### Work required
Search the data for "Delegation" and copy every matching line.

### Element data from apps and pages
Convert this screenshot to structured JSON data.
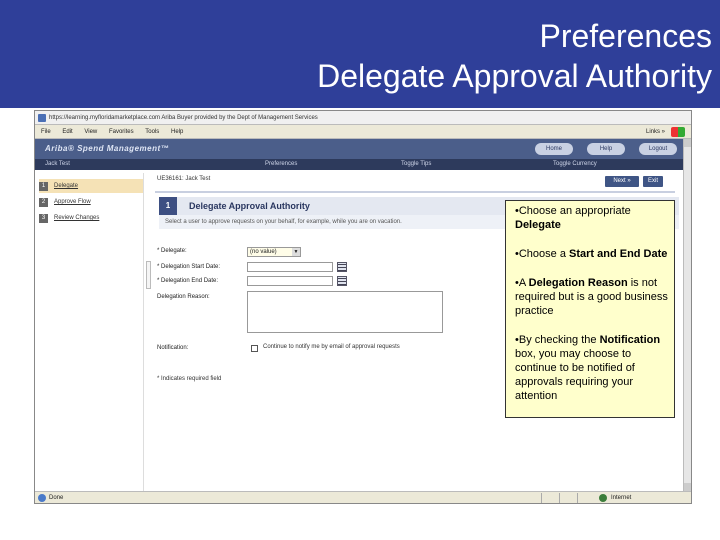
{
  "slide": {
    "title_line1": "Preferences",
    "title_line2": "Delegate Approval Authority",
    "title_band_color": "#2f3f99"
  },
  "browser": {
    "address": "https://learning.myfloridamarketplace.com  Ariba Buyer  provided by the Dept of Management Services",
    "menu": [
      "File",
      "Edit",
      "View",
      "Favorites",
      "Tools",
      "Help"
    ],
    "menu_links": "Links »",
    "status_text": "Done",
    "zone_text": "Internet"
  },
  "app": {
    "brand": "Ariba® Spend Management™",
    "top_buttons": [
      "Home",
      "Help",
      "Logout"
    ],
    "nav_items": [
      "Jack Test",
      "Preferences",
      "Toggle Tips",
      "Toggle Currency"
    ],
    "sidebar_steps": [
      {
        "num": "1",
        "label": "Delegate",
        "active": true
      },
      {
        "num": "2",
        "label": "Approve Flow",
        "active": false
      },
      {
        "num": "3",
        "label": "Review Changes",
        "active": false
      }
    ],
    "record_label": "UE36161: Jack Test",
    "next_button": "Next »",
    "exit_button": "Exit",
    "section_number": "1",
    "section_title": "Delegate Approval Authority",
    "instruction": "Select a user to approve requests on your behalf, for example, while you are on vacation.",
    "form": {
      "delegate_label": "* Delegate:",
      "delegate_value": "(no value)",
      "start_label": "* Delegation Start Date:",
      "end_label": "* Delegation End Date:",
      "reason_label": "Delegation Reason:",
      "notification_label": "Notification:",
      "notification_text": "Continue to notify me by email of approval requests"
    },
    "required_note": "* Indicates required field"
  },
  "callout": {
    "p1_plain": "•Choose an appropriate ",
    "p1_bold": "Delegate",
    "p2_plain": "•Choose a ",
    "p2_bold": "Start and End Date",
    "p3_plain1": "•A ",
    "p3_bold": "Delegation Reason",
    "p3_plain2": " is not required but is a good business practice",
    "p4_plain1": "•By checking the ",
    "p4_bold": "Notification",
    "p4_plain2": " box, you may choose to continue to be notified of approvals requiring your attention",
    "background": "#ffffcc"
  }
}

### Your response
      "start_label": "* Delegation Start Date:",
      "end_label": "* Delegation End Date:",
      "reason_label": "Delegation Reason:",
    "p3_bold": "Delegation Reason",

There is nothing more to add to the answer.